  1. Green RE, Krause J, Briggs AW, Maricic T, Stenzel U, Kircher M, Patterson N, Li H, Zhai W, Fritz MH, Hansen NF, Durand EY, Malaspinas A-S, Jensen JD, Marques-Bonet T, Alkan C, Prüfer K, Meyer M, Burbano HA, Good JM, Schultz R, Aximu-Petri A, Butthof A, Höber B, Höffner B, Siegemund M, Weihmann A, Nusbaum C, Lander ES, Russ C, Novod N, Affourtit J, Egholm M, Verna C, Rudan P, Brajkovic D, Kucan Ž, Gušic I, Doronichev VB, Golovanova LV, Lalueza-Fox C, de la Rasilla M, Fortea J, Rosas A, Schmitz RW, Johnson PLF, Eichler EE, Falush D, Birney E, Mullikin JC, Slatkin M, Nielsen R, Kelso J, Lachmann M, Reich D & Pääbo S 2010, “A draft sequence of the Neandertal genome”, Science, vol. 328, no. 5979, pp. 710-722, doi:10.1126/science.1188021
  2. Abi-Rached L, Jobin MJ, Kulkarni S, McWhinnie A, Dalva K, Gragert L, Babrzadeh F, Gharizadeh B, Luo M, Plummer FA, Kimani J, Carrington M, Middleton D, Rajalingam R, Beksac M, Marsh SGE, Maiers M, Guethlein LA, Tavoularis S, Little A-M, Green RE, Norman PJ & Parham P 2011, “The shaping of modern human immune systems by multiregional admixture with archaic humans”, Science, Published online 25 August 2011, doi:10.1126/science.1209202
  3. Krause J, Fu O, Good JM, Viola B, Shunkov MV, Derevianko AP & Pääbo S 2010, “The complete mitochondrial DNA genome of an unknown hominin from southern Siberia”, Nature 464, pp. 894-897, doi:10.1038/nature08976

Higgs update

One of the most publicised goals for the Large Hadron Collider (LHC) in Switzerland was to search for the Higgs boson, the hypothetical particle that could explain how other subatomic particles get their mass.

Well, the LHC has been running for nearly 18 months now, so what has it found? Any sign of the Higgs?

The LHC’s two general purpose experiments, ATLAS and CMS, announced their preliminary findings at August’s Lepton-Photon conference, held in Mumbai, India. And so far it’s not looking good for the Higgs boson.

(There are actually six experiments running at the LHC. As the name suggests, the Large Hadron Collider is a very large particle accelerator that collides hadrons, i.e. protons, at very high energy. Examining the outcome of these collisions are a range of detectors, run by six different groups; these make up the LHC’s six experiments.)

Plots of results from the Higgs search by the ATLAS experiment, showing how most masses under 466 Gev are ruled out (click to embiggen)
Plot of ATLAS experiment's Higgs boson search results to date. The wobbly black dashed line shows the prediction from simulations, and the green and yellow bands are the uncertainty in the predictions (at one and two standard deviations respectively). The solid black line is the actual result from the collected data. The Higgs boson is ruled out with 95% confidence wherever the solid black line dips below the horizontal line at 1. (Image ATLAS)
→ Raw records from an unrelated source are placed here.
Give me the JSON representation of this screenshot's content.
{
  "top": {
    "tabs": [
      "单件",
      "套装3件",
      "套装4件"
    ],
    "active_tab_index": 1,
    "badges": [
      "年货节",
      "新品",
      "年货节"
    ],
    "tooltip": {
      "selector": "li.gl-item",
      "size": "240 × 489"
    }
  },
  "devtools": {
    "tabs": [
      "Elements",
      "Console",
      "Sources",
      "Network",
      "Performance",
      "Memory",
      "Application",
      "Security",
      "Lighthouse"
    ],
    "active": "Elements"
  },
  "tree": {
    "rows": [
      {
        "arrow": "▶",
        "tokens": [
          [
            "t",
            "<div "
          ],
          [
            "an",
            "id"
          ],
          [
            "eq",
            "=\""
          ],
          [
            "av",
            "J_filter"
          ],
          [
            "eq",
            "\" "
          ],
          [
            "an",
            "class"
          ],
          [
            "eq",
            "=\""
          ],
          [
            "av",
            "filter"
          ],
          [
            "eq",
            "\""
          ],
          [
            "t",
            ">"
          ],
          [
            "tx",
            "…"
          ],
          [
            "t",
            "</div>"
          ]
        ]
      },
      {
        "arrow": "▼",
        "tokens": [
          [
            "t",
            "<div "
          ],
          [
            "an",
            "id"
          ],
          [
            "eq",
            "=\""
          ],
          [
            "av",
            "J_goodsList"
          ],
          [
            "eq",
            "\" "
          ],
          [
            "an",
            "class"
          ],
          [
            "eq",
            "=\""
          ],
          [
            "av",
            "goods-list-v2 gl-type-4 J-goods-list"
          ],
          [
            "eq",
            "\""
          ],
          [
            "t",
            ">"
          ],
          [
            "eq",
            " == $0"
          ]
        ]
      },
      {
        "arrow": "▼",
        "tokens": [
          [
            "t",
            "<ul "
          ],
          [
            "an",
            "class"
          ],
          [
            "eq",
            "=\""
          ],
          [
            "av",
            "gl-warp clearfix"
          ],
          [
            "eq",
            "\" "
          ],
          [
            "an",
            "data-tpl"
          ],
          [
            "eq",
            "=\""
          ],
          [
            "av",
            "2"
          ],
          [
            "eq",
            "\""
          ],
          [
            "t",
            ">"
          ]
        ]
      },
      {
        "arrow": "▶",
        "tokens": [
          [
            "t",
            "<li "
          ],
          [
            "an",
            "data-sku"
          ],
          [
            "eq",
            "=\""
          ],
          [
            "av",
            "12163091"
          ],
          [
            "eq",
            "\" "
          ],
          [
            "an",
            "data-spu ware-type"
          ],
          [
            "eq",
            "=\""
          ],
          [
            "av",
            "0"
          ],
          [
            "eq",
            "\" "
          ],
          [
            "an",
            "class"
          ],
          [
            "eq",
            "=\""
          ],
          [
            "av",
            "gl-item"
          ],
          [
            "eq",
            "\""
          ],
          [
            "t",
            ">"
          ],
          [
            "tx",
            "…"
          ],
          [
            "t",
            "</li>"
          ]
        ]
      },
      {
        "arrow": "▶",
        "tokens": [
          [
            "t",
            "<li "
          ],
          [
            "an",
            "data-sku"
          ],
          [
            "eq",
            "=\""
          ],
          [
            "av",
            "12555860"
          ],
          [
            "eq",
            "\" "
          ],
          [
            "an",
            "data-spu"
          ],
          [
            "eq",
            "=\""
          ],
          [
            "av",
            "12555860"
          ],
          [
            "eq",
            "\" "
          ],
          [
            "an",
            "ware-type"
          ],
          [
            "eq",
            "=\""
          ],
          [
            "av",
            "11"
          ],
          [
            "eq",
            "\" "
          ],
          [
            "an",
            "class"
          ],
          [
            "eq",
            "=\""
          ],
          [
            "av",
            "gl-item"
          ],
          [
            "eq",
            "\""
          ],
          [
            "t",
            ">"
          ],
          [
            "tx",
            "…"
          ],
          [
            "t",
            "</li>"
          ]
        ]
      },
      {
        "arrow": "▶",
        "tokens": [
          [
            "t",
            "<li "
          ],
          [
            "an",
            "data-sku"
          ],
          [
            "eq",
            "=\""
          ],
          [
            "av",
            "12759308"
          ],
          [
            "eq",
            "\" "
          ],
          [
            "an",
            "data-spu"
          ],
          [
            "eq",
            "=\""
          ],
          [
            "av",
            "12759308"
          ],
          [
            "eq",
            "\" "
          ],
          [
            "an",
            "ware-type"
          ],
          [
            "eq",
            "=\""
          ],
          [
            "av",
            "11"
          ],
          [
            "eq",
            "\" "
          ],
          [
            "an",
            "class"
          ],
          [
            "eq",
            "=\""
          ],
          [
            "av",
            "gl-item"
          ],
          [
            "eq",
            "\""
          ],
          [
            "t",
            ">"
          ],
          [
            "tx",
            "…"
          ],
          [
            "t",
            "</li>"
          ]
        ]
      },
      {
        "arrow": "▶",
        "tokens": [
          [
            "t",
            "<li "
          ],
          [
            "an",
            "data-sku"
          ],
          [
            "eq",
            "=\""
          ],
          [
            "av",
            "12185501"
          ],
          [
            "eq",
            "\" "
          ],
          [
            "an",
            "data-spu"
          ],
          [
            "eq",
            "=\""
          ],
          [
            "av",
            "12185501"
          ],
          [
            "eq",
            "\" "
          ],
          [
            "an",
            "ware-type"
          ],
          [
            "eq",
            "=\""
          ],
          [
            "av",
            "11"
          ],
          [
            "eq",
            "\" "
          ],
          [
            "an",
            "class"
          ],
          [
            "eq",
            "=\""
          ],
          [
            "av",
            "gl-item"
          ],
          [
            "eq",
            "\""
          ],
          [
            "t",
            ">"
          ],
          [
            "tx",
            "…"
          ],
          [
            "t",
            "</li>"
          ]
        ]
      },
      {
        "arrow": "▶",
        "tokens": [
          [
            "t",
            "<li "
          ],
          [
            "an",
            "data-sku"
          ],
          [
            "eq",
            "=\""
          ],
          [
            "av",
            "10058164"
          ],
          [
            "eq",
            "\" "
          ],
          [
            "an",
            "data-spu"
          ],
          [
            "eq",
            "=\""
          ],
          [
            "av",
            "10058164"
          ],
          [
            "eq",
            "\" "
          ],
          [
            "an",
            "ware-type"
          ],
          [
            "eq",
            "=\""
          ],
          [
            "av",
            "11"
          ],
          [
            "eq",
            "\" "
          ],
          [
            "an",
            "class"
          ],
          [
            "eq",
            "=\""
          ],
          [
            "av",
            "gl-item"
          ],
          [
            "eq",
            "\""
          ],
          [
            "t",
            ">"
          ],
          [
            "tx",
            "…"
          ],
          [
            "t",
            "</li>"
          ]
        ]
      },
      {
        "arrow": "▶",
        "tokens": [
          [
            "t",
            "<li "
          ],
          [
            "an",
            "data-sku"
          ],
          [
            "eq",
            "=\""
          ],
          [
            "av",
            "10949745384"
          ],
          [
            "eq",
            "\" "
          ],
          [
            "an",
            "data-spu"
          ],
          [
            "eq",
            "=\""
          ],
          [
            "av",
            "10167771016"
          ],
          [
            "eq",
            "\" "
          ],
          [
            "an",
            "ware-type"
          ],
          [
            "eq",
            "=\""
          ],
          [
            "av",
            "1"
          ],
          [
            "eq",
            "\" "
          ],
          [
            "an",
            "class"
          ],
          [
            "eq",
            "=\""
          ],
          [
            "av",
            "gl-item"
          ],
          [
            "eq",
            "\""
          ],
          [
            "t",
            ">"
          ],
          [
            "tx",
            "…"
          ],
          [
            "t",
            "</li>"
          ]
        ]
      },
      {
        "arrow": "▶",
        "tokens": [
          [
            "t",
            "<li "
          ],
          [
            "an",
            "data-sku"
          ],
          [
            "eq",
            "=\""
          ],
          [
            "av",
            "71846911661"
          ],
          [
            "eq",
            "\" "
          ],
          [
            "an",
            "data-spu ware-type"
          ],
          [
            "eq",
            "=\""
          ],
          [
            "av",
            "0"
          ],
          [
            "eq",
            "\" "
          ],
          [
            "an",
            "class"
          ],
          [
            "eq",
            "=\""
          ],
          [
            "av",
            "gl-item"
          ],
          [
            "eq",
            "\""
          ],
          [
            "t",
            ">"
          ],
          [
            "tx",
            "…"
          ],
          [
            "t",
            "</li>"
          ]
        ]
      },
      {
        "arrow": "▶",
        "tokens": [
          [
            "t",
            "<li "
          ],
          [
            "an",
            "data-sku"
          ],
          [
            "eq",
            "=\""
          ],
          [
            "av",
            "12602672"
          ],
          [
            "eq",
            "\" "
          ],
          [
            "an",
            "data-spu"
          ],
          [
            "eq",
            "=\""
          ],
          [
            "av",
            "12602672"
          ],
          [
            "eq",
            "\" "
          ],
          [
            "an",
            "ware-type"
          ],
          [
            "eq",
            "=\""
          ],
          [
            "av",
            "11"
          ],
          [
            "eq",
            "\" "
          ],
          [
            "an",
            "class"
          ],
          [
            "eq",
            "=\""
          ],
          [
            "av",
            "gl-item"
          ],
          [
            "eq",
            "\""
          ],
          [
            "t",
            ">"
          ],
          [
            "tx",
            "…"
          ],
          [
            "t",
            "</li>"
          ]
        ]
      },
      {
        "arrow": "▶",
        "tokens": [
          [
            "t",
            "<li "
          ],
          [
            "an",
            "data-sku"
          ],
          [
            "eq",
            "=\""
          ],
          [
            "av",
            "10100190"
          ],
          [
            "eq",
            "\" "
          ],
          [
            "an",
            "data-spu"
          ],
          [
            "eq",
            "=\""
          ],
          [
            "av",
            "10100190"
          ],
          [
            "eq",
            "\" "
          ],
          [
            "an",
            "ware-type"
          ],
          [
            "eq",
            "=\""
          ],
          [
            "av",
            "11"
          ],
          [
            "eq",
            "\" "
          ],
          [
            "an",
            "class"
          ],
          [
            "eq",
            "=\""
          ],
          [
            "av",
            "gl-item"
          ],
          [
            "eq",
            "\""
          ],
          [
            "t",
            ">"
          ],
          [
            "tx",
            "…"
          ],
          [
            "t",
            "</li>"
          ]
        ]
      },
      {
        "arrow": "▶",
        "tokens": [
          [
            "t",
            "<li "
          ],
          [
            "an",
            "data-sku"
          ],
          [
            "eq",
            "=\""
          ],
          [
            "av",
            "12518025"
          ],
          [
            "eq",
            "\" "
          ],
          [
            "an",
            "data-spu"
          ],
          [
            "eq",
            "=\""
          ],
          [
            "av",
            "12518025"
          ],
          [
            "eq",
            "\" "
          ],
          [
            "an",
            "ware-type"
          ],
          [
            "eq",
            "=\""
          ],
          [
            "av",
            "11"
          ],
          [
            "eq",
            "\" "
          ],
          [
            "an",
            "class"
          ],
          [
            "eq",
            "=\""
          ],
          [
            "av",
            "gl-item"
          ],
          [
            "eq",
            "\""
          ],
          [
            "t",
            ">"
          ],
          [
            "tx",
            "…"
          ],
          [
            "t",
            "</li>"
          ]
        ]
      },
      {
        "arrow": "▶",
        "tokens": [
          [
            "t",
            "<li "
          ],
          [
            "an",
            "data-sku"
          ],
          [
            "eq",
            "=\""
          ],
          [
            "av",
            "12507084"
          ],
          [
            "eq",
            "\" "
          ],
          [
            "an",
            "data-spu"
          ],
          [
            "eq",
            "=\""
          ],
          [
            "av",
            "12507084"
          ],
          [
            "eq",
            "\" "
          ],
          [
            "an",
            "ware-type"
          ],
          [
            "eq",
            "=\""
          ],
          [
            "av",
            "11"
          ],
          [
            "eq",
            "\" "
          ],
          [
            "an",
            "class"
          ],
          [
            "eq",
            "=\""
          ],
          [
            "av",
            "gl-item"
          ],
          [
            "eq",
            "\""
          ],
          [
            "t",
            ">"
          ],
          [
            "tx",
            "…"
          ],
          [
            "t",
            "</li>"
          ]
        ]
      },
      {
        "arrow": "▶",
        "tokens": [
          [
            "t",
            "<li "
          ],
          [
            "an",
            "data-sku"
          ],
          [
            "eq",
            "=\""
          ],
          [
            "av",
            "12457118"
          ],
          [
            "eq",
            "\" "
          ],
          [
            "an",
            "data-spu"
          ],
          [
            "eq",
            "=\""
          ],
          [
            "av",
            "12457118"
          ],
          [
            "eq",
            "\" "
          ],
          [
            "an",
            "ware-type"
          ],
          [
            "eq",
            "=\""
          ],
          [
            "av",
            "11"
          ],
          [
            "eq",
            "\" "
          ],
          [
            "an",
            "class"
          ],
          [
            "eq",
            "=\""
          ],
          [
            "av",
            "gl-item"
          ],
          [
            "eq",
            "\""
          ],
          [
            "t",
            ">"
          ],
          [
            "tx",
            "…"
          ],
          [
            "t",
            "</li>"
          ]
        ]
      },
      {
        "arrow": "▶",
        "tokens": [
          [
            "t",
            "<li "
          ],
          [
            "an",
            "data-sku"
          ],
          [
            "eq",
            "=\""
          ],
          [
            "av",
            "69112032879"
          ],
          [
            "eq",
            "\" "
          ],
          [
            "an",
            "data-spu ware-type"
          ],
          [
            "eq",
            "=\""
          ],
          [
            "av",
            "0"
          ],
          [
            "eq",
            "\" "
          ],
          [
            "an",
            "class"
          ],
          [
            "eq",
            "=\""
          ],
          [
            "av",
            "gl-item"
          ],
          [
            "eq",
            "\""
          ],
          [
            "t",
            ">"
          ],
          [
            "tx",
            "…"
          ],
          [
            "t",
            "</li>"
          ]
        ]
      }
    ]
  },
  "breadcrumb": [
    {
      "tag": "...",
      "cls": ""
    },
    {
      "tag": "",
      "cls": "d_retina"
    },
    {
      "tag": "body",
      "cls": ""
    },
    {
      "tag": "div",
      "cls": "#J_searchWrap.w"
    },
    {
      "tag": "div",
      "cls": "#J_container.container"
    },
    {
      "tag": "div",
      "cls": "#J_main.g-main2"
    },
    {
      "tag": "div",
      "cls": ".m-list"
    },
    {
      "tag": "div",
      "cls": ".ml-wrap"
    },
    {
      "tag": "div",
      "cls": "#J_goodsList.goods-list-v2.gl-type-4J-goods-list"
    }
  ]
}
Things were looking promising a couple of months ago, when there were a couple of anomalous signals that could have been the Higgs, but twice as much data has been collected since and the signals have faded.

At the moment, there’s still a slight chance the Higgs exists with a mass between 115 and 145 GeV, or maybe 232-256 GeV, or possibly 282-296 GeV, or potentially even above 466 GeV. All other mass ranges have been ruled out with 95% confidence (GeV, or giga-electron volt, is the unit used to measure the mass of subatomic particles; protons have a mass of 0.938 Gev).

There’s still more data to collect though, so it’s possible there’ll be a definite result either way by the end of the year.

But it’s not necessarily a bad thing if the Higgs isn’t discovered: it simply means that some other, unexpected mechanism must explain the origin of mass. Which is kind of good, because it means new physics, and the potential for new discoveries.

What those might be is unknown – and in fact so far the LHC has ruled out a few popular theoretical possibilities. But that just means the real truth is likely to be something unexpected, and that’s where the really interesting discoveries come from.

All of which makes it an exciting time to be a particle physicist – not that it ever isn’t.

Read more about the results from the ATLAS experiment